**ENTRIES SHOWN:**
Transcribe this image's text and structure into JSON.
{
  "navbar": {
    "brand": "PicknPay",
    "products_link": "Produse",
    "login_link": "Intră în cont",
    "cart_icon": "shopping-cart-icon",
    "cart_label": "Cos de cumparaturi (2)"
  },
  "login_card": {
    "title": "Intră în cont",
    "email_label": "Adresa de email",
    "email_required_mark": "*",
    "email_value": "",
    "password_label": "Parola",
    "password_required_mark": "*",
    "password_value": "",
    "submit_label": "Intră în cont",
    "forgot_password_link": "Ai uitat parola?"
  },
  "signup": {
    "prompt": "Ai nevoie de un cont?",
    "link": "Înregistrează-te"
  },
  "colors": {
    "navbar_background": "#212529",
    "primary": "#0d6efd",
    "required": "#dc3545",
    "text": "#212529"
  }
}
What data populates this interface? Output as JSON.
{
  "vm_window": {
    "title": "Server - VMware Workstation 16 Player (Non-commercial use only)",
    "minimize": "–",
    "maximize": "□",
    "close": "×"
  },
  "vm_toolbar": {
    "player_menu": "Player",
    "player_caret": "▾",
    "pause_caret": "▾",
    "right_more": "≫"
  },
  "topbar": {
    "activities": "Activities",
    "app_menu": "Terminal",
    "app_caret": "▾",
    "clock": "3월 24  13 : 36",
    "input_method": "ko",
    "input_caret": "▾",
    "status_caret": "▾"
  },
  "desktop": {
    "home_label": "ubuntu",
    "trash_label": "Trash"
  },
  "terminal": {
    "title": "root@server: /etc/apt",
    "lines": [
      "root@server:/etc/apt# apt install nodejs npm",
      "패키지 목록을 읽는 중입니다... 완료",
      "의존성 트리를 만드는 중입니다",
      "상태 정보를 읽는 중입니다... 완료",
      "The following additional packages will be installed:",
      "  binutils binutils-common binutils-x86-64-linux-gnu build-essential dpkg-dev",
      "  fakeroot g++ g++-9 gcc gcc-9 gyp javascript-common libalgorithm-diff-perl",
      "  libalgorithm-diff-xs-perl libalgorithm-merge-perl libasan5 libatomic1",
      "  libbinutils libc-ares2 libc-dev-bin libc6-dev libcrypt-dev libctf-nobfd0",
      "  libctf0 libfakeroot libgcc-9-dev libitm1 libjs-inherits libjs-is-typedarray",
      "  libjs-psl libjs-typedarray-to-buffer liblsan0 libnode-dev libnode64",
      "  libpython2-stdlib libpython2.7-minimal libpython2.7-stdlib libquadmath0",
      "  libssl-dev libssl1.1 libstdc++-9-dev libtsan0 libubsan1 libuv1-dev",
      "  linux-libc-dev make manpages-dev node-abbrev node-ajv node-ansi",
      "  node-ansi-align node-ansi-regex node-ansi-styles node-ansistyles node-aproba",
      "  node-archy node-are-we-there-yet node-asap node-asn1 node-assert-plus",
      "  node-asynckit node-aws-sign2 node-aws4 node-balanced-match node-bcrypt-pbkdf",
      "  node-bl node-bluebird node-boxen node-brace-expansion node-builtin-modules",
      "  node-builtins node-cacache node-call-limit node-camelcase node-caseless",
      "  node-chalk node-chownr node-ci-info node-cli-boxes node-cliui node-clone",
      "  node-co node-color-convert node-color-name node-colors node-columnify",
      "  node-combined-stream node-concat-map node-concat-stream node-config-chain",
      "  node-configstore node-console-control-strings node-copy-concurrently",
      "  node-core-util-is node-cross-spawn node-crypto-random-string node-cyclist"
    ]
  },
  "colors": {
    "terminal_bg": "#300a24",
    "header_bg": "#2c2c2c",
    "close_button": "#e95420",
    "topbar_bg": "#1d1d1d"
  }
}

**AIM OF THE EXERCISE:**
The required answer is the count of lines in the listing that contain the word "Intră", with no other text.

**RESPONSE FOR THIS EXERCISE:**
3